Regular meal times are invaluable. In our own home, I guard mealtimes. We have a dining room, which I love. That is where we sit down every evening together to eat dinner. I try to keep meals “on the go” to a bare minimum and plan our schedules around dinner-time. It is a time our family can re-group, fellowship with each others, and well…learn how to love others by practicing good manners. Our sit down dinners vary in formality depending upon the meal and time I have in the day to prepare dinner. But we always sit together. My husband’s evening work hours are always different depending upon meetings and sometimes traffic. So, we do have a later dinner hour than most. On rare occasions I will feed the children early, but in general we wait until he is home so we can enjoy dinner together. The family dinner table is not something required in Scripture. It is very much a personal endeavor as a home-maker to connect the lives of everyone inside the home for one short period in the day. It also enables me to make sure balanced eating habits are maintained. I believe it is an important time for my children to share their day with their busy Daddy too. Maintaining dinnertime is a way I have found that, whether they know it or not, ministers to the souls of my husband and children.

I love being able to use tastes to minister to not only my own soul, but everyone I can! Food is truly a versatile toll of ministry like no other. I do believe how I use taste in the home is an evolving process, and will continue to grow and change through the years as  I continue to taste the goodness from the table of my heavenly Father!
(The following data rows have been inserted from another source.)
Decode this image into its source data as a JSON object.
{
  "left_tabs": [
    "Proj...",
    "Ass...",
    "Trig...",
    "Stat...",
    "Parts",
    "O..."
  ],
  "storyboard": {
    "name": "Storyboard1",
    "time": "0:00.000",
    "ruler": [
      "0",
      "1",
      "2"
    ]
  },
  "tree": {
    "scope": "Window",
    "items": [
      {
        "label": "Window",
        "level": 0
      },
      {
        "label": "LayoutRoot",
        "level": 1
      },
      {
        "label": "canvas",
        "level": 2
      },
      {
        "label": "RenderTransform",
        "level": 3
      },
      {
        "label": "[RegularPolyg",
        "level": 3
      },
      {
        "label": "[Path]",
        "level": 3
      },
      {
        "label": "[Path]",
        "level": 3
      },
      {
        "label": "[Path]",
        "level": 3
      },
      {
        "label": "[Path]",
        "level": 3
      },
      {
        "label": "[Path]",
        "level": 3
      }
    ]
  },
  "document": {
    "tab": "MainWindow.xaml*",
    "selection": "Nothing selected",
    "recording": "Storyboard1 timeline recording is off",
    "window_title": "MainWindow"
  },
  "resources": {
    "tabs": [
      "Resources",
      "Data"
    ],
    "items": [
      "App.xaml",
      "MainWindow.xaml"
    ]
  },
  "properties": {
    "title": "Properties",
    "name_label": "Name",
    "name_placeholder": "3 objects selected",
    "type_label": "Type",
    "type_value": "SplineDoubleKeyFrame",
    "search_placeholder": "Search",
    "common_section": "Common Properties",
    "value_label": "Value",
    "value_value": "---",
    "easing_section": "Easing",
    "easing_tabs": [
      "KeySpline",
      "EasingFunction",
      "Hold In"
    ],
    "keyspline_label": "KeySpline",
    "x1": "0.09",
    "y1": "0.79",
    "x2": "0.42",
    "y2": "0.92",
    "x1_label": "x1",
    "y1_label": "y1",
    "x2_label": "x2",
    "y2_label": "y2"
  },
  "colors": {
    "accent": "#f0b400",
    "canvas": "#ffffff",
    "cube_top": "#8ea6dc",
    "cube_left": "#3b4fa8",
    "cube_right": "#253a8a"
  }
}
“Oh, taste and see that the LORD is good! Blessed is the man who takes refuge in him!” Ps. 34:8